Democrats applaud DHS review of immigrant detention centers

Democrats applaud DHS review of immigrant detention centers
© Getty Images

Liberal Democrats are cheering the Obama administration's decision to consider ending the use of private companies for immigrant detention centers. 

The lawmakers have long accused the private companies of putting profit ahead of the safety, health and human rights of detainees. In the wake of the Justice Department's recent move to phase out private prisons, the Democrats want the Department of Homeland Security to adopt the same policy for detention facilities. 


“This step is a tacit admission that the corporations who profit by locking up desperate adults and children undermine our decency as a nation," Rep. Raúl Grijalva (D-Ariz.) said Monday in a statement.

Sen. Bernie SandersBernie SandersCentrists gain foothold in infrastructure talks; cyber attacks at center of Biden-Putin meeting Democrats facing tough reelections back bipartisan infrastructure deal The Hill's Morning Report - ObamaCare here to stay MORE (I-Vt.), who promoted a broad array of criminal justice reforms during his failed run at the White House, offered a similar message.

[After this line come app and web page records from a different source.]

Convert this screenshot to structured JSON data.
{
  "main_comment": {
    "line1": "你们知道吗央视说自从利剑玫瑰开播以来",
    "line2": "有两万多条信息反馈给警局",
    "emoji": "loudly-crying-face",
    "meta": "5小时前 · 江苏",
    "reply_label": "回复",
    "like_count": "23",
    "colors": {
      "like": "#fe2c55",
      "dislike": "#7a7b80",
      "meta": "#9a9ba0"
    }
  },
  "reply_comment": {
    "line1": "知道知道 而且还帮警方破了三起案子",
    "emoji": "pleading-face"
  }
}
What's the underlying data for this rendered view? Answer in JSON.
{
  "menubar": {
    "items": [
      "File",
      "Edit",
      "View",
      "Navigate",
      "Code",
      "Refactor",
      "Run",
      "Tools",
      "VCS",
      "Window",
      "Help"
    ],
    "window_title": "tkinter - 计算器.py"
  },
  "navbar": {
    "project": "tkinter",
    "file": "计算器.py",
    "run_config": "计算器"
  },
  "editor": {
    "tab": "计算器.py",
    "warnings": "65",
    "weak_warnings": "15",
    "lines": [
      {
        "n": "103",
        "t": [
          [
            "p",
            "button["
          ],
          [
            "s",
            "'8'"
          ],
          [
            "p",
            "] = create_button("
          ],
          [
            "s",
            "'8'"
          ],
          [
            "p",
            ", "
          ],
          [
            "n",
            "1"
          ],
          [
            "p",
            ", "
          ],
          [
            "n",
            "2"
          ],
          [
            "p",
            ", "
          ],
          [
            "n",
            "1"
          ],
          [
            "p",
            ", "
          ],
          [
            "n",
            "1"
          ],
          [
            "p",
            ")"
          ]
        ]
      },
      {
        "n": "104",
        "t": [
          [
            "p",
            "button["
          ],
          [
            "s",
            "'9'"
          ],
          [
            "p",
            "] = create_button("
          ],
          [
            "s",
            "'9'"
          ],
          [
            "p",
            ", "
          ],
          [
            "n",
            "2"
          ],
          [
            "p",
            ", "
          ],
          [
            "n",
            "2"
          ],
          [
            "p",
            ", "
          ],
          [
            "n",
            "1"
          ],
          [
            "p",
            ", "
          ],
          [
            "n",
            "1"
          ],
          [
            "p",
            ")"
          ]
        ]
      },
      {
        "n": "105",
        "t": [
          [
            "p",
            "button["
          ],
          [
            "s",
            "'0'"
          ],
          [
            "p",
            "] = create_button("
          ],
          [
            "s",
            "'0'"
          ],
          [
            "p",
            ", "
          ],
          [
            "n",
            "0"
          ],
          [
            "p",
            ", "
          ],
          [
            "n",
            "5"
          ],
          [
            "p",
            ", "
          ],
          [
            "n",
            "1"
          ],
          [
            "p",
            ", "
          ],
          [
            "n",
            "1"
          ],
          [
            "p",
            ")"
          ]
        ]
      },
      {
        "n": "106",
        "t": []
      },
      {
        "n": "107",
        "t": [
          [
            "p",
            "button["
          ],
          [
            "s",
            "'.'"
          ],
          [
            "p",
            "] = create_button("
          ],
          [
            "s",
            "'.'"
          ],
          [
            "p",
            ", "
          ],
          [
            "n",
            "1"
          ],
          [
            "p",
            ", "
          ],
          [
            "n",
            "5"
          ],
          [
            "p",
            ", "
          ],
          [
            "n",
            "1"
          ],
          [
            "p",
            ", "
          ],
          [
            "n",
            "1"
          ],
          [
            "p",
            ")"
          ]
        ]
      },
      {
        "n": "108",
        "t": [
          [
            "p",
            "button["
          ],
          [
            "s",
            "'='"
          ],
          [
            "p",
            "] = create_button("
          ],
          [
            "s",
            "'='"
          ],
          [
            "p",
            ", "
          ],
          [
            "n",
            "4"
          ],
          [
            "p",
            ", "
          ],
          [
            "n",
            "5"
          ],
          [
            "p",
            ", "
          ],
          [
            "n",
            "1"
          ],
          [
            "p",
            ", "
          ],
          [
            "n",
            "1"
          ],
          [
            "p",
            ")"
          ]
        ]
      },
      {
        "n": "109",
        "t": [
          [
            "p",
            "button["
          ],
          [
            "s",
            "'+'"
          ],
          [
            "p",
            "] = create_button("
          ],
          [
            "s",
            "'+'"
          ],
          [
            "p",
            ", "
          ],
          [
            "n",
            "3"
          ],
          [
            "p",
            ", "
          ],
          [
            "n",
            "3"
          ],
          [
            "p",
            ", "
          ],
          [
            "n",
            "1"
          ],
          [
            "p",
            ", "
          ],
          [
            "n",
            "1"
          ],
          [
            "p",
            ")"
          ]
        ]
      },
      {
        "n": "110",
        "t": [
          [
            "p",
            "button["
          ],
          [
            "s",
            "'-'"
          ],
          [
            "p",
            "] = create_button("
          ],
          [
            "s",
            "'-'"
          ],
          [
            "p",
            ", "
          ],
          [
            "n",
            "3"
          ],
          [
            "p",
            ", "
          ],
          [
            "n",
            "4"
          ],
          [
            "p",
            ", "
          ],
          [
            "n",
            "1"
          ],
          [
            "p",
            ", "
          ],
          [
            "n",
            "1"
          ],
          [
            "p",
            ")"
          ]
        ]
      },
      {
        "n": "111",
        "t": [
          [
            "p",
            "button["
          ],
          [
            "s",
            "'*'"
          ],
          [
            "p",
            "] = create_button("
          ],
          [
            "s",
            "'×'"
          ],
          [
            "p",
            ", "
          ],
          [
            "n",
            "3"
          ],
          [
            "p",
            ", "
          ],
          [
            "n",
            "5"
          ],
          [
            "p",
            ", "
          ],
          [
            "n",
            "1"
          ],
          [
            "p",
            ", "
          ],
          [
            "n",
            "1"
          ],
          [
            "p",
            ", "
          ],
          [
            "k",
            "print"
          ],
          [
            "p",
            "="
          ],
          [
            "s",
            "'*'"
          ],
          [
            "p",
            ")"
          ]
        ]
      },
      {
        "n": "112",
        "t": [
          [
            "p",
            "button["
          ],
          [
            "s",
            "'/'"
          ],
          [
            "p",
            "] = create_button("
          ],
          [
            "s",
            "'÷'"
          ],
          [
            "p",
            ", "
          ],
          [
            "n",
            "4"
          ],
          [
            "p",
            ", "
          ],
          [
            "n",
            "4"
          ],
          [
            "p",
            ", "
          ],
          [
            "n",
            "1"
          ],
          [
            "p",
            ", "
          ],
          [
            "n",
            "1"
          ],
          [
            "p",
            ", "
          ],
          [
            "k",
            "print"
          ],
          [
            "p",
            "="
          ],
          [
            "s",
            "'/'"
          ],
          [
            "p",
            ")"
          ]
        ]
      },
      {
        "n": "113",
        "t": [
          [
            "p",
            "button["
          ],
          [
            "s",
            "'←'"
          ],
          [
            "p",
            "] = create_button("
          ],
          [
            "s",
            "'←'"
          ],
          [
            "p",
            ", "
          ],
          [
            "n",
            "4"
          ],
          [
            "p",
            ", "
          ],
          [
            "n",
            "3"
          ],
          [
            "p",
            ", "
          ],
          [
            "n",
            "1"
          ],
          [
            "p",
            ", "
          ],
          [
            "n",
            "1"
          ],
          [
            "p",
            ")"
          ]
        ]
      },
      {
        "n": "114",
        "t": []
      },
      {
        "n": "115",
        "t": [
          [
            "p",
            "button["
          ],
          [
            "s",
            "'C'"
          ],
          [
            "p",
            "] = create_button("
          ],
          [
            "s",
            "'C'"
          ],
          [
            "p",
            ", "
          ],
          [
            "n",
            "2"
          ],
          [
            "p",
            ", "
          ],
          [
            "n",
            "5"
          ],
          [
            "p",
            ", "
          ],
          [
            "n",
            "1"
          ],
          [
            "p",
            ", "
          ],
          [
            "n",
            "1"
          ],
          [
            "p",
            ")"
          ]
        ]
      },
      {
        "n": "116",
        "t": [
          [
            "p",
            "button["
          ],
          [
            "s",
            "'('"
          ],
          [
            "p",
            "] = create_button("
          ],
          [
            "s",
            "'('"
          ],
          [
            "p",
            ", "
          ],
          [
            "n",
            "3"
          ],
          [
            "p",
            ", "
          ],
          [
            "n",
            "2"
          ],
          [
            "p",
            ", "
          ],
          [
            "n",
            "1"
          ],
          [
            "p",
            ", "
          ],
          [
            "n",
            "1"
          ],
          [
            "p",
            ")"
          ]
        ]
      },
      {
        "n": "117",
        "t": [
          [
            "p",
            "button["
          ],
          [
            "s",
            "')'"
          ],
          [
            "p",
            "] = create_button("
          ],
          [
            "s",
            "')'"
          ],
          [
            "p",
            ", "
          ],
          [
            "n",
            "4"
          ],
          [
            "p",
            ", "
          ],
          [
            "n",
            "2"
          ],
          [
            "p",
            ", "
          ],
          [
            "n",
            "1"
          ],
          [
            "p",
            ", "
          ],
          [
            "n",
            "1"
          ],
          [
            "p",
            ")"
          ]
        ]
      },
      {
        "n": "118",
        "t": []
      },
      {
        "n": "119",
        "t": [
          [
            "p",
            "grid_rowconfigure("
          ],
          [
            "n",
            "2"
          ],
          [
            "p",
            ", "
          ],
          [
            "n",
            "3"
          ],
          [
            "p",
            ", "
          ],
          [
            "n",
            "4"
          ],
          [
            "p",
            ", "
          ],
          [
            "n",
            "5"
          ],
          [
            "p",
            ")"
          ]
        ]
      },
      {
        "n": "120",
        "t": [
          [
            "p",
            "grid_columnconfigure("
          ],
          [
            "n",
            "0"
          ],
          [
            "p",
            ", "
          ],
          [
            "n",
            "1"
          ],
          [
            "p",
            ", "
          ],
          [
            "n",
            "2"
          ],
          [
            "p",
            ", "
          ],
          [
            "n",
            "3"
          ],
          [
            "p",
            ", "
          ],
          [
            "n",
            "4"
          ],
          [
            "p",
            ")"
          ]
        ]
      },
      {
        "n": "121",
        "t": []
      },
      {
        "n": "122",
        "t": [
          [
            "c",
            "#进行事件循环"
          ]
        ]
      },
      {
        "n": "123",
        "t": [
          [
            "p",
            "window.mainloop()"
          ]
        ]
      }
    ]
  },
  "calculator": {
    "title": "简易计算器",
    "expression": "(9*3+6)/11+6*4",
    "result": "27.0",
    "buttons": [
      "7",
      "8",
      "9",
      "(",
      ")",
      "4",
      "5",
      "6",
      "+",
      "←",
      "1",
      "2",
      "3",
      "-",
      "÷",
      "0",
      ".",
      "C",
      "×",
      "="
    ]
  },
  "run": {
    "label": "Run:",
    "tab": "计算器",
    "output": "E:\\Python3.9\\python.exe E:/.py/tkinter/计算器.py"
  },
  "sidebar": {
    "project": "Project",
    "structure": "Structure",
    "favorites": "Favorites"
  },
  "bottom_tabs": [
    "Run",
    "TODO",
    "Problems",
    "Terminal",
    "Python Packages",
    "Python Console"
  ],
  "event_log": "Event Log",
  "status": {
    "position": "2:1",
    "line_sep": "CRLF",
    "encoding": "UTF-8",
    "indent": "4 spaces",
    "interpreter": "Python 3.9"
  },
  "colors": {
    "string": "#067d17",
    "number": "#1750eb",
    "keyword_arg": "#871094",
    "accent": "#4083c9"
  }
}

“The Department of Homeland Security should follow the lead of the Department of Justice and phase out for-profit, privately run immigration detention facilities," Sanders said. "These private prisons cost more and are less humane.” 

In a statement released Friday, DHS Secretary Jeh Johnson announced the creation of a new internal panel "to review our current policy and practices concerning the use of private immigration detention and evaluate whether this practice should be eliminated." 

"I asked that the Subcommittee consider all factors concerning ICE’s detention policy and practice, including fiscal considerations," Johnson said, referring to DHS's Immigration and Customs Enforcement branch. 

The new panel, a subcommittee of the Homeland Security Advisory Council, has been asked to submit a written report by the end of November.

A shift by DHS away from private detention centers could affect even more people than the DOJ's recent move; there are more than 24,500 detainees in privately run DHS facilities, versus roughly 22,100 inmates in privately run prisons, according to the administration.  

Announced Aug. 18, the DOJ's decision to shutter its private prisons was largely based on a review by the agency's inspector general, which found that "in a majority of the categories we examined, contract prisons incurred more safety and security incidents per capita than comparable [Bureau of Prisons] institutions." 

Citing the DOJ's move, Johnson said the new panel will "evaluate whether … [ICE] should move in the same direction." 

The new DHS review marks something of a shift for the agency, which initially defended the track record of its facilities — public and private — after the DOJ announcement.  

Private prison companies, which have rejected the DOJ's inspector general report, were quick to condemn the agency's phase-out decision. Still, some are welcoming the new DHS review, expressing confidence that their management record will withstand scrutiny. 

"We’ve worked with the federal government to provide solutions to pressing immigration challenges for more than 30 years, and we welcome this review of our long-standing relationship," Jonathan Burns, spokesman for the Corrections Corporation of America, which runs several immigrant detention centers, said in an email. 

"This effort builds on the unfettered, daily, onsite access ICE officials have to our facilities and the thousands of government audits we’re subject to each year," he added. "We’re proud of the quality and value of the services we provide and look forward to sharing that information with [the inspectors]."

Liberal Democrats have a different view. Grijalva warned that anything short of ending the use of private detention centers would make the DHS complicit in any abuses that occur. 

"Until they [bar private facilities], their association with this industry will continue to besmirch their reputation as servants of the American people, and prolong the black eye that for-profit detention has given our nation’s reputation around the world,” he said.